Danish social scientist Michael Bang Petersen illuminates the evolutionary foundations and social processes involved in the spread of outright falsehoods.
We utilize the framework of evolutionary psychology, basically trying to understand: Could there be anything adaptive about believing false information? Could this in some way be functional? Is it actually sort of on purpose that false information is believed and spread, rather than being an accident?
In particular he says there might be certain advantages, within one group, to spread misinformation and spread falsehoods, if that can give them an upper hand in the conflict with the other group: group mobilization for conflict, coordination of attention, and signaling commitment.
When you want to mobilize your group, what you need to do is find out that we are facing a problem, and your way of describing that problem needs to be as attention-grabbing as possible before you can get the group to focus on the same thing.
When social scientists have abandoned the ignorance argument for those kinds of beliefs and looked into social function, then they say, “Well, the social function of these beliefs is to make you feel good about yourself.”
What we are saying is that while it is probably true that these beliefs make you feel good about yourself, that’s not really their function, that’s not their real purpose. We’re saying that evolution doesn’t really care whether you feel good or bad about yourself. Evolution cares about material benefits and, in the end, reproductive benefits. So the beliefs that you have should in some way shape real-world outcomes.

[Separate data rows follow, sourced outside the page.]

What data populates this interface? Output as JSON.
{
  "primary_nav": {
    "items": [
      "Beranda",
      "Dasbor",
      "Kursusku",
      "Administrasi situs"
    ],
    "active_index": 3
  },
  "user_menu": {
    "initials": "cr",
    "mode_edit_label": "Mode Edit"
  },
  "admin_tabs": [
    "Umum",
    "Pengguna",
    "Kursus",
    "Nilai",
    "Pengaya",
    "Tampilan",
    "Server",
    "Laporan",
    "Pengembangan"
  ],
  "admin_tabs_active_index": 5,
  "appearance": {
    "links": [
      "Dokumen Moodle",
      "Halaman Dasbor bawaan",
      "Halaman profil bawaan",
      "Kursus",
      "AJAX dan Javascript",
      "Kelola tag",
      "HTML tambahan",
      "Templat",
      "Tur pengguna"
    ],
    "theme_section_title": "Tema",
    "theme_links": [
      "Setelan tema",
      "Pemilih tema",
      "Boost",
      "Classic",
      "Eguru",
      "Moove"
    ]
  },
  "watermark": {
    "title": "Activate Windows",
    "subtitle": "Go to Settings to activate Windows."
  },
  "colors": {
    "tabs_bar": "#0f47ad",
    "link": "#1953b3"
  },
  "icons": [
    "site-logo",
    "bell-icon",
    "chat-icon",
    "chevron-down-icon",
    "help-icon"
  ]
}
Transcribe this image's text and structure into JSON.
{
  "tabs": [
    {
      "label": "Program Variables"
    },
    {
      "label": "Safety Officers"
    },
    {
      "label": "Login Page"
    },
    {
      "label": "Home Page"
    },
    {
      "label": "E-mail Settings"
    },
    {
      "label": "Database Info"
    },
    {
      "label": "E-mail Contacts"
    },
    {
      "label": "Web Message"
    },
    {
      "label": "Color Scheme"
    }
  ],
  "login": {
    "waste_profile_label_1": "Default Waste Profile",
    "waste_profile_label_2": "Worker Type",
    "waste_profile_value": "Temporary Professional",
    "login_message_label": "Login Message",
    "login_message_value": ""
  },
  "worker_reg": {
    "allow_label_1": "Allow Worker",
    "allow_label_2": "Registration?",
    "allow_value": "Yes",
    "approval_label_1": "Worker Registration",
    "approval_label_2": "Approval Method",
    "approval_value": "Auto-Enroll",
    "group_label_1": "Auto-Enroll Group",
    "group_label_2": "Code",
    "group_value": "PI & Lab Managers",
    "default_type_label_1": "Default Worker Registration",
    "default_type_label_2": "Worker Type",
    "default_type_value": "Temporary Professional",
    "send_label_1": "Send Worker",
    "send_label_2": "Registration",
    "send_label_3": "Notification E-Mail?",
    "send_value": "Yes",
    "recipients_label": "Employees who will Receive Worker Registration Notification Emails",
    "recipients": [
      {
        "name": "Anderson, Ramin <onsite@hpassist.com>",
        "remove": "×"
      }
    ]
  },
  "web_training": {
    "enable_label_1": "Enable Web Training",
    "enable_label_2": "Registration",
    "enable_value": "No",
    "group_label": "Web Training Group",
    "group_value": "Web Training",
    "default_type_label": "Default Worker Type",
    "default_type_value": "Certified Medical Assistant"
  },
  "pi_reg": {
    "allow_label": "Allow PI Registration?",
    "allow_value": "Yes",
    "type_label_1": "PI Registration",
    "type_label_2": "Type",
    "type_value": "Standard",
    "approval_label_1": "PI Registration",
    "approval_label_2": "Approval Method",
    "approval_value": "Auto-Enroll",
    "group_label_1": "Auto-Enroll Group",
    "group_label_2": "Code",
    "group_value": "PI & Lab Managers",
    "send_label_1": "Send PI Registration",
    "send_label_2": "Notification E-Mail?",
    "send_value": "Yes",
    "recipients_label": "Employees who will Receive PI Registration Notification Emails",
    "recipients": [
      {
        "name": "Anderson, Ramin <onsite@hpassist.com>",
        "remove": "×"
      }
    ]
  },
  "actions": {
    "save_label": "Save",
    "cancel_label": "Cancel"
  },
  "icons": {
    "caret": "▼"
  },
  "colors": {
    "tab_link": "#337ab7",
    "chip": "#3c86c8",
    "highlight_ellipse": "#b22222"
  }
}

We are arguing that these false beliefs don’t just exist to make you feel good about yourself, but exist in order to enable you to make changes in the world, to mobilize your group and get help from other group members. I think that’s an important point to think more about: What it is that certain kinds of beliefs enable people to accomplish, and not just how it makes them feel.